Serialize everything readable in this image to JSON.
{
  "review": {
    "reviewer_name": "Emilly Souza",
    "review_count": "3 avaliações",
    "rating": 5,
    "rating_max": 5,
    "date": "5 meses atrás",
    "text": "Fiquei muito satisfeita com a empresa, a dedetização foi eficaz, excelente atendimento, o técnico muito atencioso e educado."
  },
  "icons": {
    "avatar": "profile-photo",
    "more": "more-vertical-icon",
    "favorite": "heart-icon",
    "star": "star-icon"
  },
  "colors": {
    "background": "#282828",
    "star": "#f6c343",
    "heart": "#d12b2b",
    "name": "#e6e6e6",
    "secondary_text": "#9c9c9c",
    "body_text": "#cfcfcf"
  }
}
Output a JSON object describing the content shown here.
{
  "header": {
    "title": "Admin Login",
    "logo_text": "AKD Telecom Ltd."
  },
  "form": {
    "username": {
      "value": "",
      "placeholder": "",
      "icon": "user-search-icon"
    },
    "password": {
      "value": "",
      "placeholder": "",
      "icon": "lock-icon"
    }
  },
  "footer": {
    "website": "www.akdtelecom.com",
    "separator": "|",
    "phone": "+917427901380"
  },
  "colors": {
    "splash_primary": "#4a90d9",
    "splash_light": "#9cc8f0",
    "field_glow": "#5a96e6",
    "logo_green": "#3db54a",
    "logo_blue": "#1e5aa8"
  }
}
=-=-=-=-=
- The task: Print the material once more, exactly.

- Reply to the task:
Serialize everything readable in this image to JSON.
{
  "review": {
    "reviewer_name": "Emilly Souza",
    "review_count": "3 avaliações",
    "rating": 5,
    "rating_max": 5,
    "date": "5 meses atrás",
    "text": "Fiquei muito satisfeita com a empresa, a dedetização foi eficaz, excelente atendimento, o técnico muito atencioso e educado."
  },
  "icons": {
    "avatar": "profile-photo",
    "more": "more-vertical-icon",
    "favorite": "heart-icon",
    "star": "star-icon"
  },
  "colors": {
    "background": "#282828",
    "star": "#f6c343",
    "heart": "#d12b2b",
    "name": "#e6e6e6",
    "secondary_text": "#9c9c9c",
    "body_text": "#cfcfcf"
  }
}
Output a JSON object describing the content shown here.
{
  "header": {
    "title": "Admin Login",
    "logo_text": "AKD Telecom Ltd."
  },
  "form": {
    "username": {
      "value": "",
      "placeholder": "",
      "icon": "user-search-icon"
    },
    "password": {
      "value": "",
      "placeholder": "",
      "icon": "lock-icon"
    }
  },
  "footer": {
    "website": "www.akdtelecom.com",
    "separator": "|",
    "phone": "+917427901380"
  },
  "colors": {
    "splash_primary": "#4a90d9",
    "splash_light": "#9cc8f0",
    "field_glow": "#5a96e6",
    "logo_green": "#3db54a",
    "logo_blue": "#1e5aa8"
  }
}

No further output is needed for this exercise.